> **EXERCISE GOAL**: Look through the listing below for lines containing "Allow". State how many there are, and nothing else.

+===+

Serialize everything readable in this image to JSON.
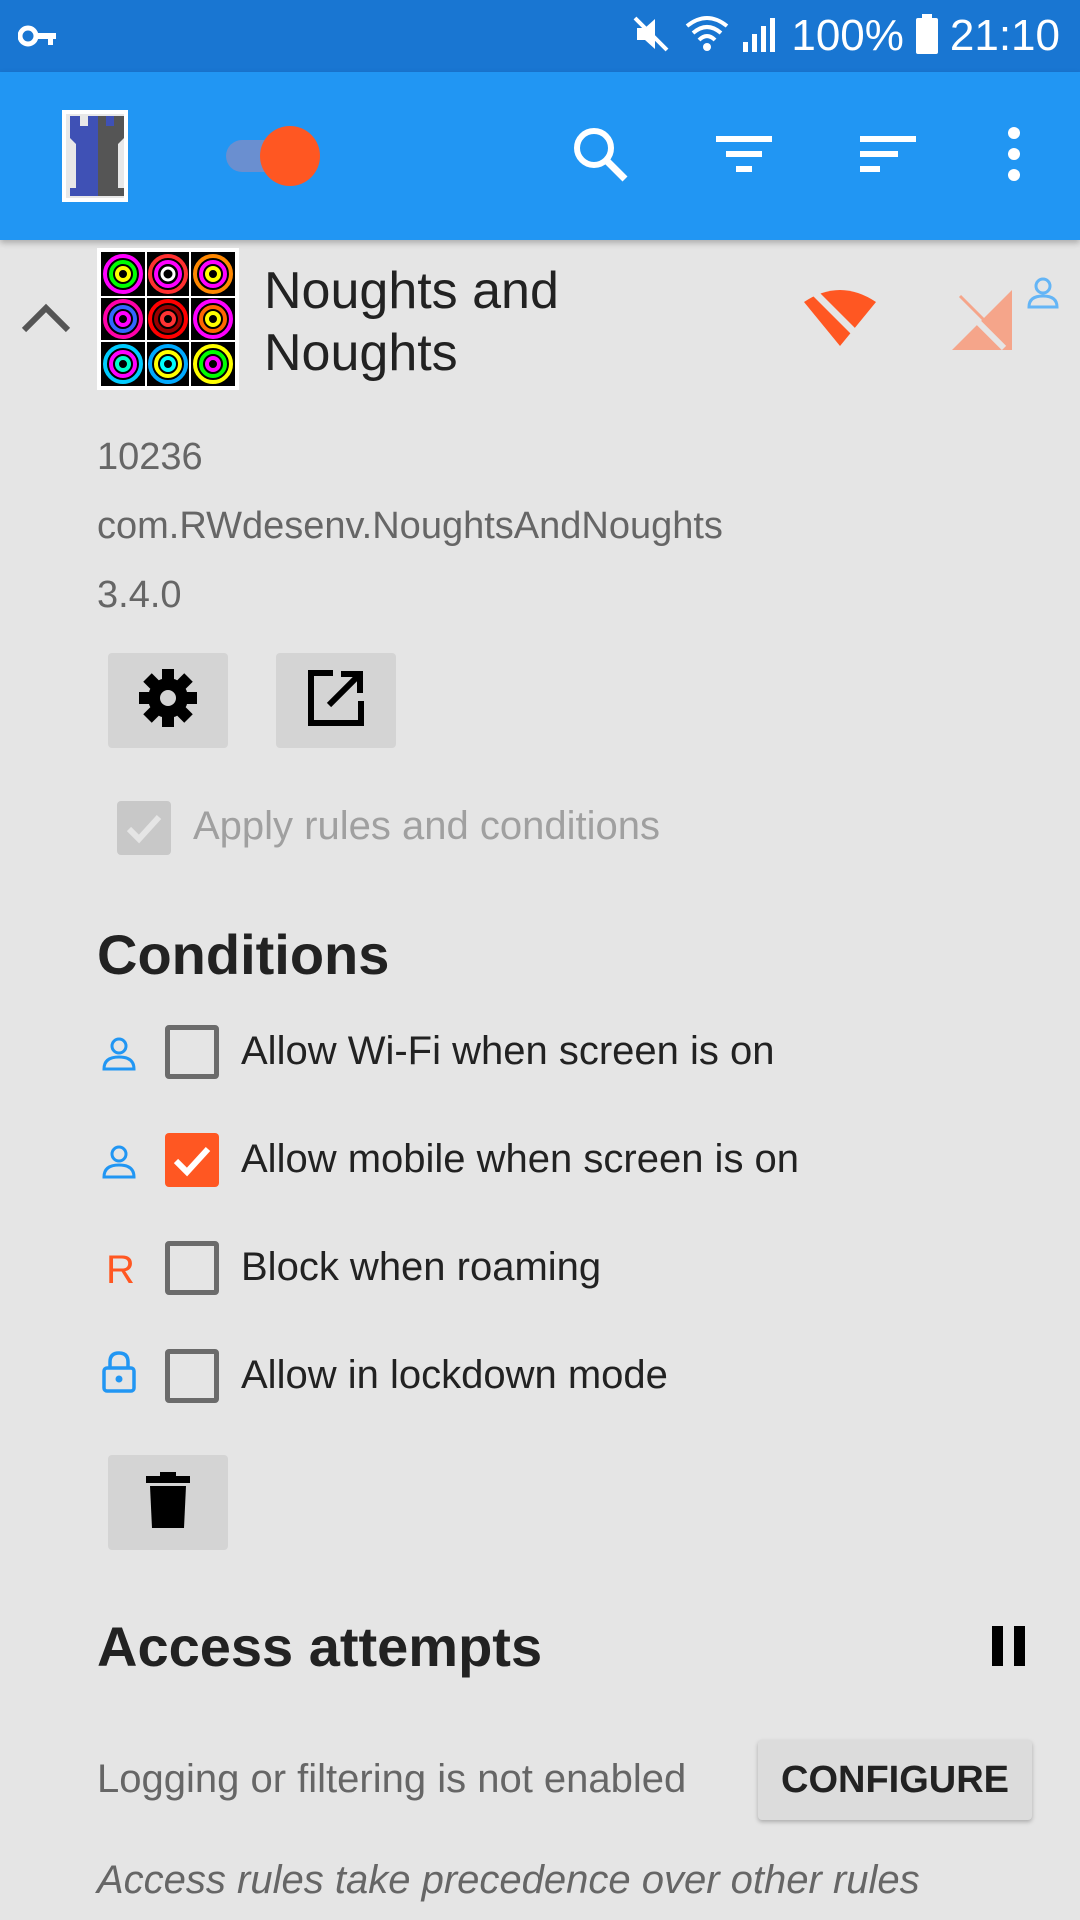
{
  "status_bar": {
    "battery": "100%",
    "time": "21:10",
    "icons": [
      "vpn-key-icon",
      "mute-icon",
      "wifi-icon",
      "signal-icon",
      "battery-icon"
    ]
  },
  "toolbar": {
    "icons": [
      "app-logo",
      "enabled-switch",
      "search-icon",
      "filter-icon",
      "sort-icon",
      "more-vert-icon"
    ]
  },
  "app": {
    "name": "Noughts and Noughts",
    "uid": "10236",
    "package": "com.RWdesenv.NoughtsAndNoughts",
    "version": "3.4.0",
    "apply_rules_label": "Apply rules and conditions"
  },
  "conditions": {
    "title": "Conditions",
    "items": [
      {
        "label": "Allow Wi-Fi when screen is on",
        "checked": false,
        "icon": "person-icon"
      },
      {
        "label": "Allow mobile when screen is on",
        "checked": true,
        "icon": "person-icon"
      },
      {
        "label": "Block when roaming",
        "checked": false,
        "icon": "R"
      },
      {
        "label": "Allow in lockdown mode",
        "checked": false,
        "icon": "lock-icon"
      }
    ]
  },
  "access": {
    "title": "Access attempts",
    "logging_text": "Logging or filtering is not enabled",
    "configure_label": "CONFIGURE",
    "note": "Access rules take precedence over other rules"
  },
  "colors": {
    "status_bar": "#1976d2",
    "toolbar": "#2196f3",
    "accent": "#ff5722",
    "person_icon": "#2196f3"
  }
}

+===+

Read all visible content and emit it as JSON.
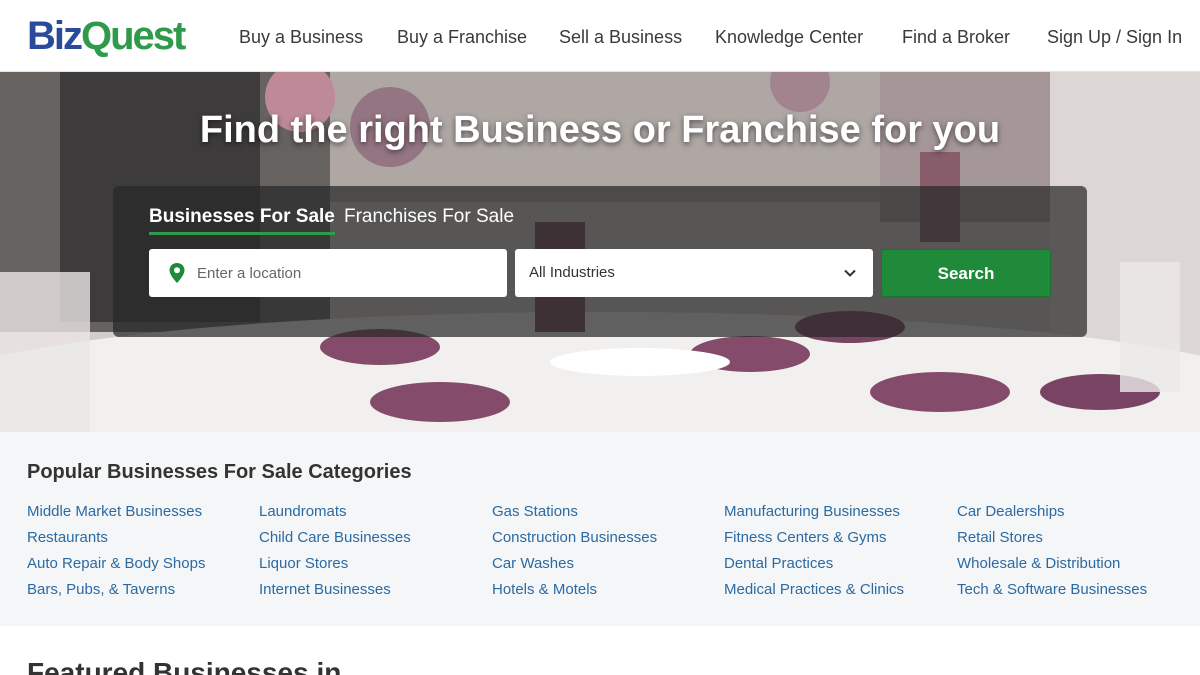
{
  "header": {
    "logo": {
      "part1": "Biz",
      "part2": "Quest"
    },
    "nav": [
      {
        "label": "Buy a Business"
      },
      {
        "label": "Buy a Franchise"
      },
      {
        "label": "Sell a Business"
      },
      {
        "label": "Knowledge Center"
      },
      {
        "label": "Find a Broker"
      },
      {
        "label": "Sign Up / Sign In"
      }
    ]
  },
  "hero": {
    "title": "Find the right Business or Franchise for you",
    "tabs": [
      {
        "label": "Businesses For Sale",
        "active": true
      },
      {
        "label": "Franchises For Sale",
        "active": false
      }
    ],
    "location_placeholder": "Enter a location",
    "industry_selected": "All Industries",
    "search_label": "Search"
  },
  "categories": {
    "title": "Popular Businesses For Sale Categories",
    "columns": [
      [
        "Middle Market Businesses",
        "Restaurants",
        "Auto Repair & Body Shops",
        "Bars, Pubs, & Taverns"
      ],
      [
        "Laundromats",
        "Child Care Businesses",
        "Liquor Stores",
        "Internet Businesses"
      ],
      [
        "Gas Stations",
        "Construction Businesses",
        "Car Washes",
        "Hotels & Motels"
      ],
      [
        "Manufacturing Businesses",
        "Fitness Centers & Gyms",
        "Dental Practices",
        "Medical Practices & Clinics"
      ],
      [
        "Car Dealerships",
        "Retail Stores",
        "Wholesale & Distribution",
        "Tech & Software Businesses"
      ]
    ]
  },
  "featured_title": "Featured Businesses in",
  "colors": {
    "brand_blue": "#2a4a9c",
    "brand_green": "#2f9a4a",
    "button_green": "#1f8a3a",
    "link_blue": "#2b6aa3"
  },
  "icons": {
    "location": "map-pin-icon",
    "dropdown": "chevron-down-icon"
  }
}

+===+

> **SOLUTION**: 3